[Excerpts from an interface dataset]
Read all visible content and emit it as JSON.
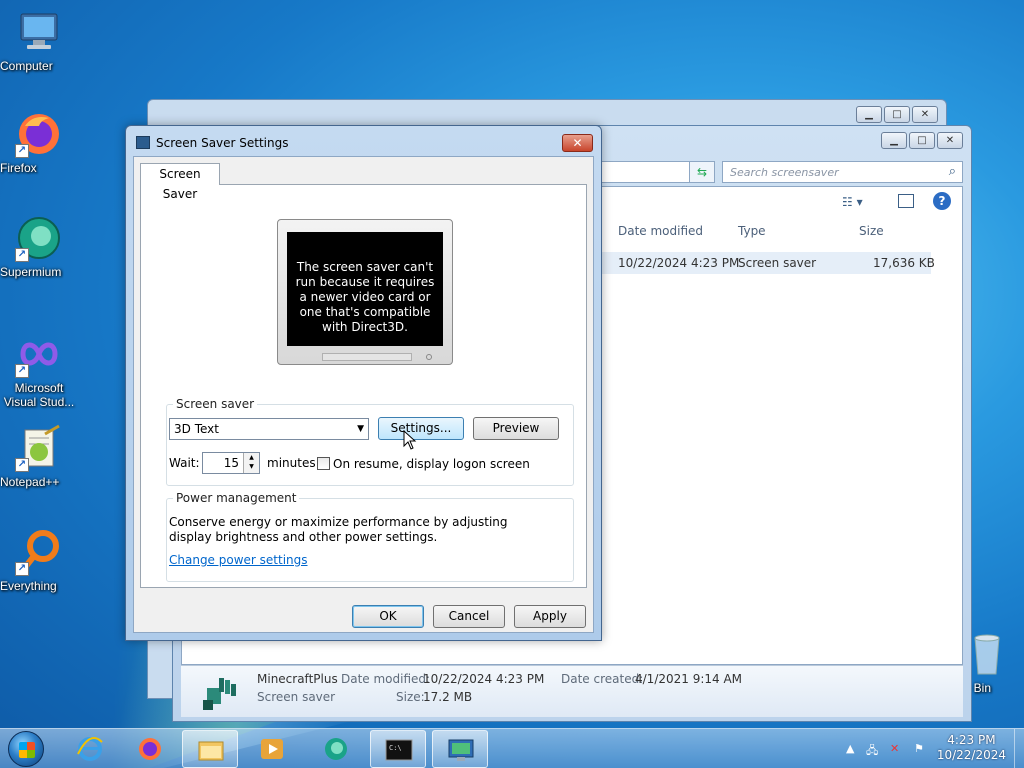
{
  "desktop": {
    "icons": [
      {
        "label": "Computer"
      },
      {
        "label": "Firefox"
      },
      {
        "label": "Supermium"
      },
      {
        "label": "Microsoft Visual Stud..."
      },
      {
        "label": "Notepad++"
      },
      {
        "label": "Everything"
      },
      {
        "label": "cle Bin"
      }
    ]
  },
  "explorer": {
    "search_placeholder": "Search screensaver",
    "columns": [
      "Date modified",
      "Type",
      "Size"
    ],
    "row": {
      "date_modified": "10/22/2024 4:23 PM",
      "type": "Screen saver",
      "size": "17,636 KB"
    },
    "details": {
      "name": "MinecraftPlus",
      "kind": "Screen saver",
      "date_modified_label": "Date modified:",
      "date_modified": "10/22/2024 4:23 PM",
      "size_label": "Size:",
      "size": "17.2 MB",
      "date_created_label": "Date created:",
      "date_created": "4/1/2021 9:14 AM"
    }
  },
  "dialog": {
    "title": "Screen Saver Settings",
    "close_label": "✕",
    "tab_label": "Screen Saver",
    "preview_message": "The screen saver can't run because it requires a newer video card or one that's compatible with Direct3D.",
    "screensaver_group_title": "Screen saver",
    "selected_screensaver": "3D Text",
    "settings_button": "Settings...",
    "preview_button": "Preview",
    "wait_label": "Wait:",
    "wait_value": "15",
    "minutes_label": "minutes",
    "on_resume_label": "On resume, display logon screen",
    "power_group_title": "Power management",
    "power_description": "Conserve energy or maximize performance by adjusting display brightness and other power settings.",
    "power_link": "Change power settings",
    "ok_button": "OK",
    "cancel_button": "Cancel",
    "apply_button": "Apply"
  },
  "taskbar": {
    "time": "4:23 PM",
    "date": "10/22/2024"
  }
}
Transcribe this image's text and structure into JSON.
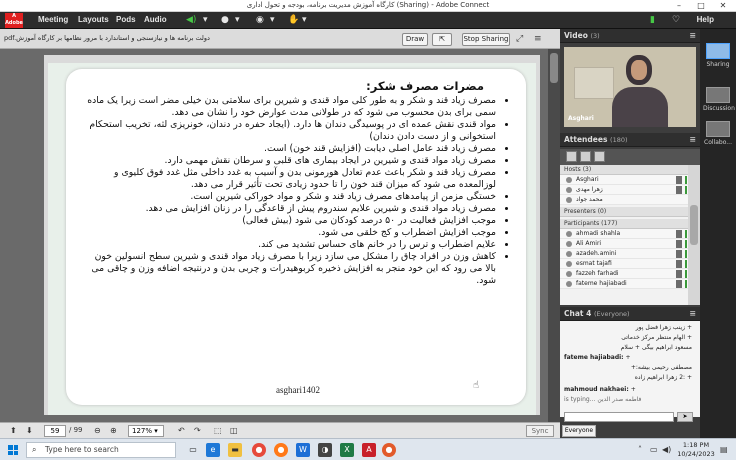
{
  "window": {
    "title": "کارگاه آموزش مدیریت برنامه، بودجه و تحول اداری (Sharing) - Adobe Connect",
    "controls": [
      "–",
      "□",
      "✕"
    ]
  },
  "menubar": {
    "logo_text": "Adobe",
    "items": [
      "Meeting",
      "Layouts",
      "Pods",
      "Audio"
    ],
    "help": "Help"
  },
  "share": {
    "doc_name": "pdf.دولت برنامه ها و نیازسنجی و استاندارد با مرور نظامها بر کارگاه آموزش",
    "draw_label": "Draw",
    "stop_label": "Stop Sharing",
    "page_current": "59",
    "page_total": "/ 99",
    "zoom": "127%",
    "sync_label": "Sync"
  },
  "slide": {
    "title": "مضرات مصرف شکر:",
    "bullets": [
      "مصرف زیاد قند و شکر و به طور کلی مواد قندی و شیرین برای سلامتی بدن خیلی مضر است زیرا یک ماده سمی برای بدن محسوب می شود که در طولانی مدت عوارض خود را نشان می دهد.",
      "مواد قندی نقش عمده ای در پوسیدگی دندان ها دارد. (ایجاد حفره در دندان، خونریزی لثه، تخریب استحکام استخوانی و از دست دادن دندان)",
      "مصرف زیاد قند عامل اصلی دیابت (افزایش قند خون) است.",
      "مصرف زیاد مواد قندی و شیرین در ایجاد بیماری های قلبی و سرطان نقش مهمی دارد.",
      "مصرف زیاد قند و شکر باعث عدم تعادل هورمونی بدن و آسیب به غدد داخلی مثل غدد فوق کلیوی و لوزالمعده می شود که میزان قند خون را تا حدود زیادی تحت تأثیر قرار می دهد.",
      "خستگی مزمن از پیامدهای مصرف زیاد قند و شکر و مواد خوراکی شیرین است.",
      "مصرف زیاد مواد قندی و شیرین علایم سندروم پیش از قاعدگی را در زنان افزایش می دهد.",
      "موجب افزایش فعالیت در ۵۰ درصد کودکان می شود (بیش فعالی)",
      "موجب افزایش اضطراب و کج خلقی می شود.",
      "علایم اضطراب و ترس را در خانم های حساس تشدید می کند.",
      "کاهش وزن در افراد چاق را مشکل می سازد زیرا با مصرف زیاد مواد قندی و شیرین سطح انسولین خون بالا می رود که این خود منجر به افزایش ذخیره کربوهیدرات و چربی بدن و درنتیجه اضافه وزن و چاقی می شود."
    ],
    "footer": "asghari1402"
  },
  "video": {
    "title": "Video",
    "count": "(3)",
    "presenter": "Asghari"
  },
  "attendees": {
    "title": "Attendees",
    "count": "(180)",
    "hosts_label": "Hosts (3)",
    "hosts": [
      "Asghari",
      "زهرا مهدی",
      "محمد جواد"
    ],
    "presenters_label": "Presenters (0)",
    "participants_label": "Participants (177)",
    "participants": [
      "ahmadi shahla",
      "Ali Amiri",
      "azadeh.amini",
      "esmat tajafi",
      "fazzeh farhadi",
      "fateme hajiabadi"
    ]
  },
  "chat": {
    "title": "Chat 4",
    "scope": "(Everyone)",
    "lines": [
      {
        "name": "",
        "text": "+ زینب زهرا فضل پور",
        "rtl": true
      },
      {
        "name": "",
        "text": "+ الهام منتظر مرکز خدماتی",
        "rtl": true
      },
      {
        "name": "",
        "text": "مسعود ابراهیم بیگی + سلام",
        "rtl": true
      },
      {
        "name": "fateme hajiabadi:",
        "text": "+",
        "rtl": false
      },
      {
        "name": "",
        "text": "مصطفی رحیمی بیشه:+",
        "rtl": true
      },
      {
        "name": "",
        "text": "+ :2 زهرا ابراهیم زاده",
        "rtl": true
      },
      {
        "name": "mahmoud nakhaei:",
        "text": "+",
        "rtl": false
      },
      {
        "name": "",
        "text": "is typing... فاطمه صدر الدین",
        "rtl": false
      }
    ],
    "tab": "Everyone"
  },
  "layouts": [
    "Sharing",
    "Discussion",
    "Collabo..."
  ],
  "taskbar": {
    "search_placeholder": "Type here to search",
    "time": "1:18 PM",
    "date": "10/24/2023"
  }
}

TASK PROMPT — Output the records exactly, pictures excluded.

REPLY —
Read all visible content and emit it as JSON.
{
  "desktop": {
    "icons": [
      {
        "label": "Computer"
      },
      {
        "label": "Firefox"
      },
      {
        "label": "Supermium"
      },
      {
        "label": "Microsoft Visual Stud..."
      },
      {
        "label": "Notepad++"
      },
      {
        "label": "Everything"
      },
      {
        "label": "cle Bin"
      }
    ]
  },
  "explorer": {
    "search_placeholder": "Search screensaver",
    "columns": [
      "Date modified",
      "Type",
      "Size"
    ],
    "row": {
      "date_modified": "10/22/2024 4:23 PM",
      "type": "Screen saver",
      "size": "17,636 KB"
    },
    "details": {
      "name": "MinecraftPlus",
      "kind": "Screen saver",
      "date_modified_label": "Date modified:",
      "date_modified": "10/22/2024 4:23 PM",
      "size_label": "Size:",
      "size": "17.2 MB",
      "date_created_label": "Date created:",
      "date_created": "4/1/2021 9:14 AM"
    }
  },
  "dialog": {
    "title": "Screen Saver Settings",
    "close_label": "✕",
    "tab_label": "Screen Saver",
    "preview_message": "The screen saver can't run because it requires a newer video card or one that's compatible with Direct3D.",
    "screensaver_group_title": "Screen saver",
    "selected_screensaver": "3D Text",
    "settings_button": "Settings...",
    "preview_button": "Preview",
    "wait_label": "Wait:",
    "wait_value": "15",
    "minutes_label": "minutes",
    "on_resume_label": "On resume, display logon screen",
    "power_group_title": "Power management",
    "power_description": "Conserve energy or maximize performance by adjusting display brightness and other power settings.",
    "power_link": "Change power settings",
    "ok_button": "OK",
    "cancel_button": "Cancel",
    "apply_button": "Apply"
  },
  "taskbar": {
    "time": "4:23 PM",
    "date": "10/22/2024"
  }
}
Transcribe this image's text and structure into JSON.
{
  "window": {
    "title": "کارگاه آموزش مدیریت برنامه، بودجه و تحول اداری (Sharing) - Adobe Connect",
    "controls": [
      "–",
      "□",
      "✕"
    ]
  },
  "menubar": {
    "logo_text": "Adobe",
    "items": [
      "Meeting",
      "Layouts",
      "Pods",
      "Audio"
    ],
    "help": "Help"
  },
  "share": {
    "doc_name": "pdf.دولت برنامه ها و نیازسنجی و استاندارد با مرور نظامها بر کارگاه آموزش",
    "draw_label": "Draw",
    "stop_label": "Stop Sharing",
    "page_current": "59",
    "page_total": "/ 99",
    "zoom": "127%",
    "sync_label": "Sync"
  },
  "slide": {
    "title": "مضرات مصرف شکر:",
    "bullets": [
      "مصرف زیاد قند و شکر و به طور کلی مواد قندی و شیرین برای سلامتی بدن خیلی مضر است زیرا یک ماده سمی برای بدن محسوب می شود که در طولانی مدت عوارض خود را نشان می دهد.",
      "مواد قندی نقش عمده ای در پوسیدگی دندان ها دارد. (ایجاد حفره در دندان، خونریزی لثه، تخریب استحکام استخوانی و از دست دادن دندان)",
      "مصرف زیاد قند عامل اصلی دیابت (افزایش قند خون) است.",
      "مصرف زیاد مواد قندی و شیرین در ایجاد بیماری های قلبی و سرطان نقش مهمی دارد.",
      "مصرف زیاد قند و شکر باعث عدم تعادل هورمونی بدن و آسیب به غدد داخلی مثل غدد فوق کلیوی و لوزالمعده می شود که میزان قند خون را تا حدود زیادی تحت تأثیر قرار می دهد.",
      "خستگی مزمن از پیامدهای مصرف زیاد قند و شکر و مواد خوراکی شیرین است.",
      "مصرف زیاد مواد قندی و شیرین علایم سندروم پیش از قاعدگی را در زنان افزایش می دهد.",
      "موجب افزایش فعالیت در ۵۰ درصد کودکان می شود (بیش فعالی)",
      "موجب افزایش اضطراب و کج خلقی می شود.",
      "علایم اضطراب و ترس را در خانم های حساس تشدید می کند.",
      "کاهش وزن در افراد چاق را مشکل می سازد زیرا با مصرف زیاد مواد قندی و شیرین سطح انسولین خون بالا می رود که این خود منجر به افزایش ذخیره کربوهیدرات و چربی بدن و درنتیجه اضافه وزن و چاقی می شود."
    ],
    "footer": "asghari1402"
  },
  "video": {
    "title": "Video",
    "count": "(3)",
    "presenter": "Asghari"
  },
  "attendees": {
    "title": "Attendees",
    "count": "(180)",
    "hosts_label": "Hosts (3)",
    "hosts": [
      "Asghari",
      "زهرا مهدی",
      "محمد جواد"
    ],
    "presenters_label": "Presenters (0)",
    "participants_label": "Participants (177)",
    "participants": [
      "ahmadi shahla",
      "Ali Amiri",
      "azadeh.amini",
      "esmat tajafi",
      "fazzeh farhadi",
      "fateme hajiabadi"
    ]
  },
  "chat": {
    "title": "Chat 4",
    "scope": "(Everyone)",
    "lines": [
      {
        "name": "",
        "text": "+ زینب زهرا فضل پور",
        "rtl": true
      },
      {
        "name": "",
        "text": "+ الهام منتظر مرکز خدماتی",
        "rtl": true
      },
      {
        "name": "",
        "text": "مسعود ابراهیم بیگی + سلام",
        "rtl": true
      },
      {
        "name": "fateme hajiabadi:",
        "text": "+",
        "rtl": false
      },
      {
        "name": "",
        "text": "مصطفی رحیمی بیشه:+",
        "rtl": true
      },
      {
        "name": "",
        "text": "+ :2 زهرا ابراهیم زاده",
        "rtl": true
      },
      {
        "name": "mahmoud nakhaei:",
        "text": "+",
        "rtl": false
      },
      {
        "name": "",
        "text": "is typing... فاطمه صدر الدین",
        "rtl": false
      }
    ],
    "tab": "Everyone"
  },
  "layouts": [
    "Sharing",
    "Discussion",
    "Collabo..."
  ],
  "taskbar": {
    "search_placeholder": "Type here to search",
    "time": "1:18 PM",
    "date": "10/24/2023"
  }
}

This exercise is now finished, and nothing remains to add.